▼▼▼
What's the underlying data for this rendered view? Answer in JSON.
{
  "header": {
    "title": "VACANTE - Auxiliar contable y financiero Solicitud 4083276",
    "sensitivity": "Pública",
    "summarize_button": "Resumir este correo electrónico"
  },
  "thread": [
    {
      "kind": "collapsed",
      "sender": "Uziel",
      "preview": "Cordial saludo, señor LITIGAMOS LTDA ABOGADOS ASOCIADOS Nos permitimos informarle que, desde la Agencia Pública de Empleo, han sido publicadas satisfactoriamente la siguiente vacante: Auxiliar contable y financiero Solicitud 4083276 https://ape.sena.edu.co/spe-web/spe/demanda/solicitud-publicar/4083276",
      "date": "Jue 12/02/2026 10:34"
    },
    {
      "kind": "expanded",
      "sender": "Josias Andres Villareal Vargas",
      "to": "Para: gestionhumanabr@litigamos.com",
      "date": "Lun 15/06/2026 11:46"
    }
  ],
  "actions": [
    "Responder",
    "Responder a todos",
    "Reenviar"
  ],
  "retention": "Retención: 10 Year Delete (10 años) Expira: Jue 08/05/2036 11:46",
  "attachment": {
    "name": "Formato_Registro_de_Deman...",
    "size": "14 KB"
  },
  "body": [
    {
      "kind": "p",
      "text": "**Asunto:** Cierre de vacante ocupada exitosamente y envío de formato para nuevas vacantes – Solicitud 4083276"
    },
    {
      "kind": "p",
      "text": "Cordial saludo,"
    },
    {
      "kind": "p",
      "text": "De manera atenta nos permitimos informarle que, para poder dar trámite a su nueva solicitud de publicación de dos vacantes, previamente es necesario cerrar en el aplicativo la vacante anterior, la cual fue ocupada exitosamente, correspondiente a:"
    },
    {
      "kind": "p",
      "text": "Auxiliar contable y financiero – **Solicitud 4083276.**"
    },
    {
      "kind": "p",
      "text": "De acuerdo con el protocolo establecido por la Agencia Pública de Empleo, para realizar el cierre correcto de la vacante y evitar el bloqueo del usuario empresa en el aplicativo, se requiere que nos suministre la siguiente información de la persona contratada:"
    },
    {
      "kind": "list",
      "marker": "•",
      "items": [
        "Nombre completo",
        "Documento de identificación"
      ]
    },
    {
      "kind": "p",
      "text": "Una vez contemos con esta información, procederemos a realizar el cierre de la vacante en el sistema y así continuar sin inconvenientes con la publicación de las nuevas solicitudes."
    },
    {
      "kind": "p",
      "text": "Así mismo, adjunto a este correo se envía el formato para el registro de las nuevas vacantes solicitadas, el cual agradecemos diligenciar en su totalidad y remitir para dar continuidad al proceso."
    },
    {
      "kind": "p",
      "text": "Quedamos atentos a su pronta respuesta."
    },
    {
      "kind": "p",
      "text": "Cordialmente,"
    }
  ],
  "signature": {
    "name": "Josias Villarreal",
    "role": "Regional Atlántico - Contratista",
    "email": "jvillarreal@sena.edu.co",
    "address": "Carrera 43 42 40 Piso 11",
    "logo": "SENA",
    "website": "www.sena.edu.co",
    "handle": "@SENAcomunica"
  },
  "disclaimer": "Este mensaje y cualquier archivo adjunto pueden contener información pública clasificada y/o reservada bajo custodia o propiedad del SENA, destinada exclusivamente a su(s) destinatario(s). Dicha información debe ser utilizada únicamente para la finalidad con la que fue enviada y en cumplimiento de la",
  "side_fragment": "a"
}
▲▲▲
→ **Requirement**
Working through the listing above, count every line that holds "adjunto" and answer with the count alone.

→ **Exercise response**
2